+++ THE DATA
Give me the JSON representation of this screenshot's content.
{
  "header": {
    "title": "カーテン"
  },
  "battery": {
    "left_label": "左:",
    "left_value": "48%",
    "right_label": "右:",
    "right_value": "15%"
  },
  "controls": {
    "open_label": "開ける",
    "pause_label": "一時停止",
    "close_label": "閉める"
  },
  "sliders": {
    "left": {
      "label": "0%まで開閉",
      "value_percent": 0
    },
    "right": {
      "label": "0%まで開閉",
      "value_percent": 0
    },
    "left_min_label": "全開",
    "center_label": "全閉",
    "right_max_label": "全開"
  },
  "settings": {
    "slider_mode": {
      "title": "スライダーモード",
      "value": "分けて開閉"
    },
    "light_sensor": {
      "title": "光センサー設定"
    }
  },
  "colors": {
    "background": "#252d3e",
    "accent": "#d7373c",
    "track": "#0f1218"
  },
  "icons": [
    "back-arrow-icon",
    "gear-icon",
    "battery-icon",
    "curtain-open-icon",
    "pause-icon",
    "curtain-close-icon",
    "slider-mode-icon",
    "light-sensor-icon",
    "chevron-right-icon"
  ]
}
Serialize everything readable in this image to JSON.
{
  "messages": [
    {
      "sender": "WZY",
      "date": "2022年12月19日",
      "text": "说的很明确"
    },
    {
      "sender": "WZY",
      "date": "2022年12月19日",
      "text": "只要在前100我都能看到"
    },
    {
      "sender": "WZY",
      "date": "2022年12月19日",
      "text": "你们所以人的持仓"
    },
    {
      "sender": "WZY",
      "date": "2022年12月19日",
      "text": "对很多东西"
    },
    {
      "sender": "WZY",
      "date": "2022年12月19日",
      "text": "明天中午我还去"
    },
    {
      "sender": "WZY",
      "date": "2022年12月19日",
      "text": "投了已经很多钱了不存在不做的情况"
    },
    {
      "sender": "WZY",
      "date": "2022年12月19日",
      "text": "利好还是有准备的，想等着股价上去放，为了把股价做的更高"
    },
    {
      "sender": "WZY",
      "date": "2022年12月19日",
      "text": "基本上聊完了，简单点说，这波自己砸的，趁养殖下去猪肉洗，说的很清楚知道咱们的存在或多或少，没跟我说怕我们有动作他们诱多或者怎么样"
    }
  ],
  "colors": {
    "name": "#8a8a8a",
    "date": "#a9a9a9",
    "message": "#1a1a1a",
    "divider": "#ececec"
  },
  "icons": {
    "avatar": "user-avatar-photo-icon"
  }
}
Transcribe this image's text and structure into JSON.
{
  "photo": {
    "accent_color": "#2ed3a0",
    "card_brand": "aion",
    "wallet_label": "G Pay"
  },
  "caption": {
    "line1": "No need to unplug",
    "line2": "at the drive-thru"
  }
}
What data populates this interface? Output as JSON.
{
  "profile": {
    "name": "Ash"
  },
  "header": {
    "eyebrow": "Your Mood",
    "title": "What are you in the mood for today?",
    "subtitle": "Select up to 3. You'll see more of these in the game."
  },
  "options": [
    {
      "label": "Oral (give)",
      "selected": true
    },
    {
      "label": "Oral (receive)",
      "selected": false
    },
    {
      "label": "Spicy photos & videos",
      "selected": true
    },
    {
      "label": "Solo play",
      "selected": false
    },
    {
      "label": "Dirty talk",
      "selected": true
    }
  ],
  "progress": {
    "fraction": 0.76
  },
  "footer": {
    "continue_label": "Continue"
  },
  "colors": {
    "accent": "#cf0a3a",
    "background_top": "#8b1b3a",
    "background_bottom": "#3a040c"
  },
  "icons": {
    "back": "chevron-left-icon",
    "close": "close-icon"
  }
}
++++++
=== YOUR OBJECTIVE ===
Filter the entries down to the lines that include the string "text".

=== EXERCISE SOLUTION ===
      "text": "说的很明确"
      "text": "只要在前100我都能看到"
      "text": "你们所以人的持仓"
      "text": "对很多东西"
      "text": "明天中午我还去"
      "text": "投了已经很多钱了不存在不做的情况"
      "text": "利好还是有准备的，想等着股价上去放，为了把股价做的更高"
      "text": "基本上聊完了，简单点说，这波自己砸的，趁养殖下去猪肉洗，说的很清楚知道咱们的存在或多或少，没跟我说怕我们有动作他们诱多或者怎么样"
Transcribe this image's text and structure into JSON.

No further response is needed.